The first story is the weakest of the three, seeing a woman driven to desperation and aberrant love by her injured brother. Interesting enough but little developed, it's a set up that would have benefited from a full length treatment or at least greater levels of emotional intensity, high melodrama should have been the style but its actually relatively subdued. Still good stuff though and its theme of love binding characters to their doom leads nicely into the next story, a tale of nuns driven wild with lust for a neighboring monk. This one really ups the ante, with escalating hysteria mounting into interesting torture scenes and bloodshed, including a hilarious use of loaches. The best is saved till last though, a dedicated tattoo artist seeks to create his finest work by watching the torture of Christian missionaries. This segment combines interesting obsession with the most protracted torture scenes of the film, lots of beating, wheeling, burning and so forth of a multitude of screaming semi naked ladies to unsettling yet undeniably erotic effect. Plus the close is (relatively speaking) pretty upbeat. So its a decent mix, but at the same time somewhat flawed. Some inconsistencies nag, most notably the aforementioned slightly flat opening story. The film is thematically inconsistent too, flitting from the tragedy of love to the mania of excess to the excess of torture, taking in the harshness of social strictures, cruelty of individuals and passion of torture along the way. Although the stories are united by recurring torturer Nambara and his (relatively) nice guy assistant, there's a slightly scattershot feel to the general critique that detracts from the overall effect. The social justification is a tad cheesy as well, which wouldn't be a bad thing but the film is exploitative enough to seem hypocritical while not exploitative enough to be hilarious in having higher pretensions. There isn't much gore either, but then its still fairly strong for its time. Altogether still a very worthy film, nudity, nastiness, solid plotting and beautiful cinematography, definitely worth a watch for vintage Japanese exploitation fans.

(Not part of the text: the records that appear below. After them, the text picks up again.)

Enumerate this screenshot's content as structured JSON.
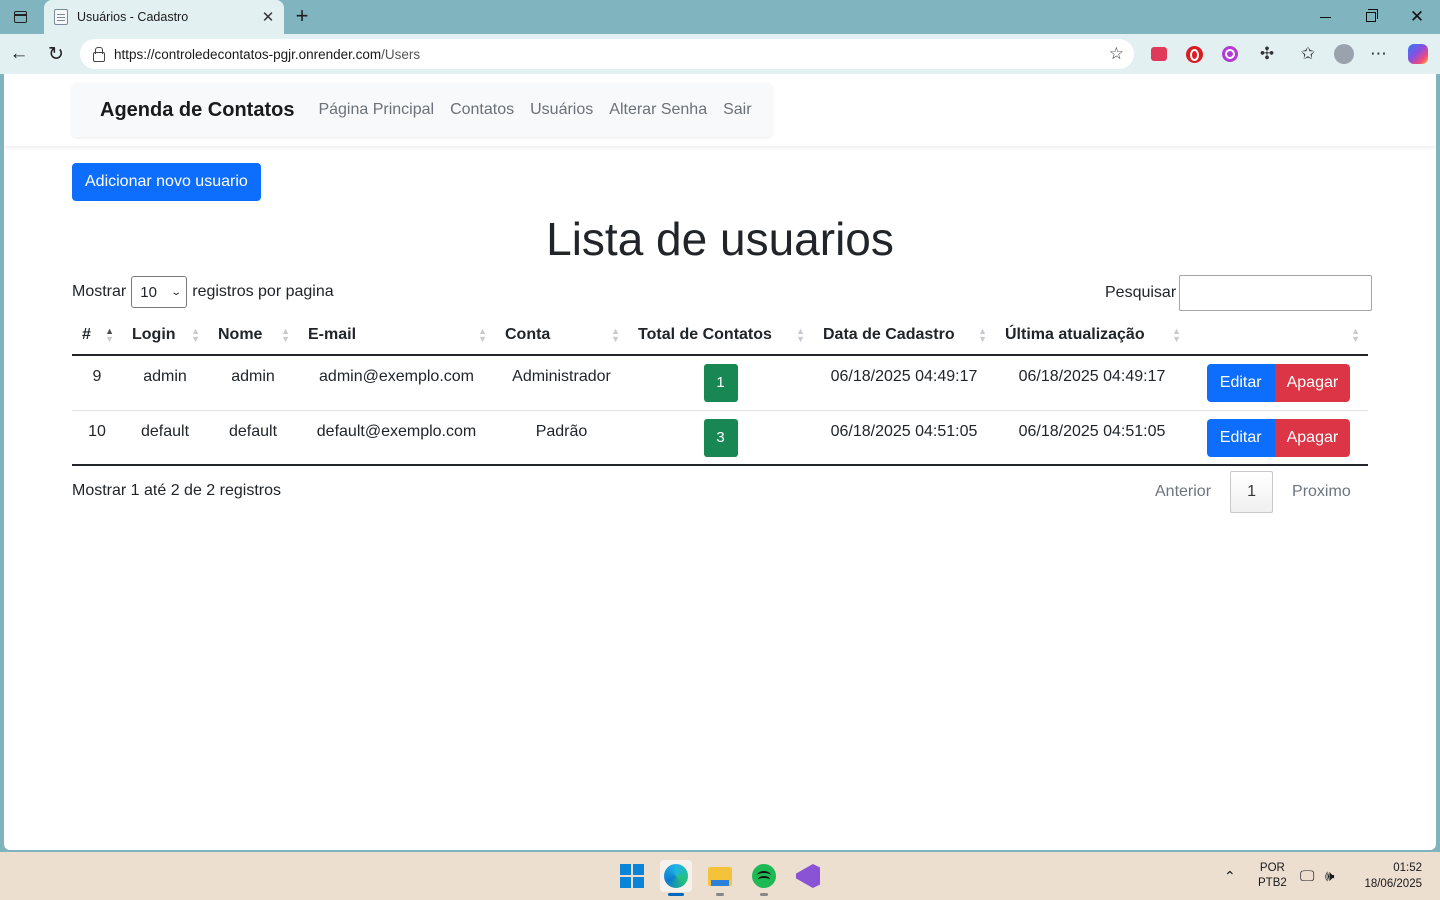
{
  "browser": {
    "tab_title": "Usuários - Cadastro",
    "url_host": "https://controledecontatos-pgjr.onrender.com",
    "url_path": "/Users"
  },
  "navbar": {
    "brand": "Agenda de Contatos",
    "links": [
      "Página Principal",
      "Contatos",
      "Usuários",
      "Alterar Senha",
      "Sair"
    ]
  },
  "main": {
    "add_button": "Adicionar novo usuario",
    "title": "Lista de usuarios",
    "length_prefix": "Mostrar",
    "length_value": "10",
    "length_suffix": "registros por pagina",
    "search_label": "Pesquisar",
    "search_value": ""
  },
  "table": {
    "headers": [
      "#",
      "Login",
      "Nome",
      "E-mail",
      "Conta",
      "Total de Contatos",
      "Data de Cadastro",
      "Última atualização",
      ""
    ],
    "rows": [
      {
        "id": "9",
        "login": "admin",
        "nome": "admin",
        "email": "admin@exemplo.com",
        "conta": "Administrador",
        "total": "1",
        "cadastro": "06/18/2025 04:49:17",
        "atualizacao": "06/18/2025 04:49:17",
        "edit": "Editar",
        "delete": "Apagar"
      },
      {
        "id": "10",
        "login": "default",
        "nome": "default",
        "email": "default@exemplo.com",
        "conta": "Padrão",
        "total": "3",
        "cadastro": "06/18/2025 04:51:05",
        "atualizacao": "06/18/2025 04:51:05",
        "edit": "Editar",
        "delete": "Apagar"
      }
    ]
  },
  "footer": {
    "info": "Mostrar 1 até 2 de 2 registros",
    "prev": "Anterior",
    "page": "1",
    "next": "Proximo"
  },
  "taskbar": {
    "lang_1": "POR",
    "lang_2": "PTB2",
    "time": "01:52",
    "date": "18/06/2025"
  },
  "colors": {
    "primary": "#0d6efd",
    "danger": "#dc3545",
    "success": "#198754"
  }
}
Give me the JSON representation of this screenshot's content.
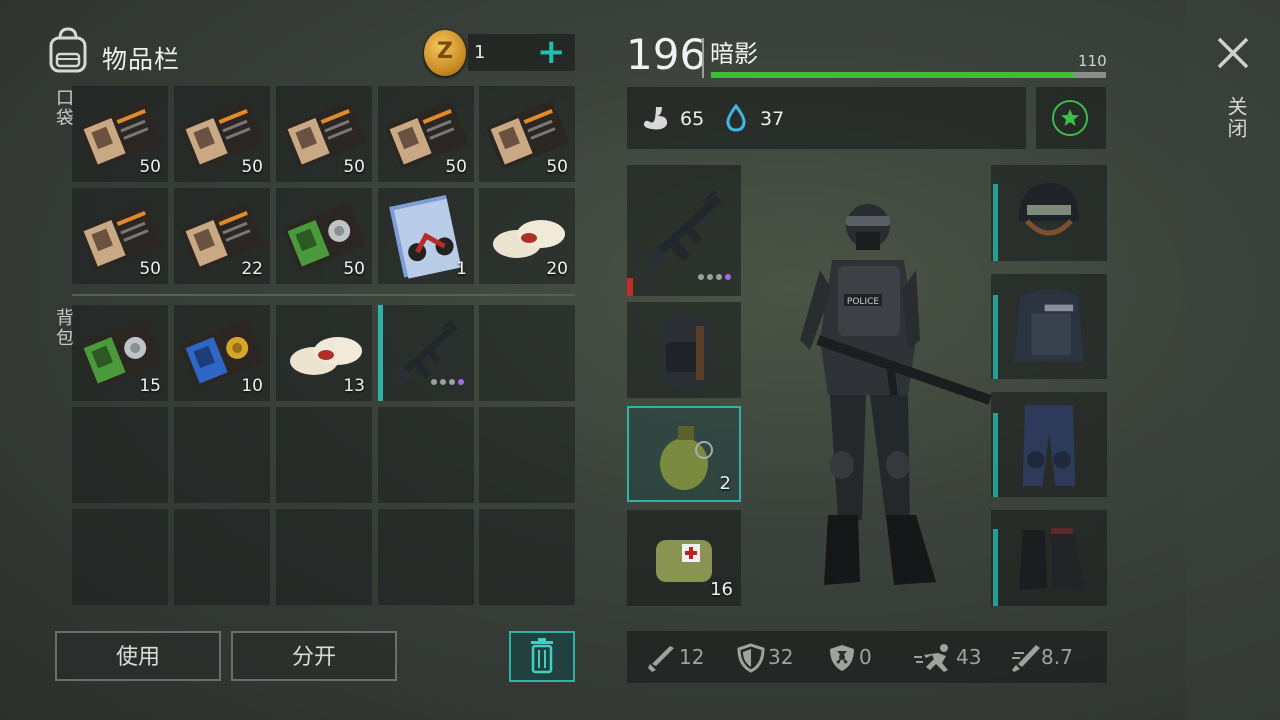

1 of 1 people found this review helpful.
Was this review helpful to you?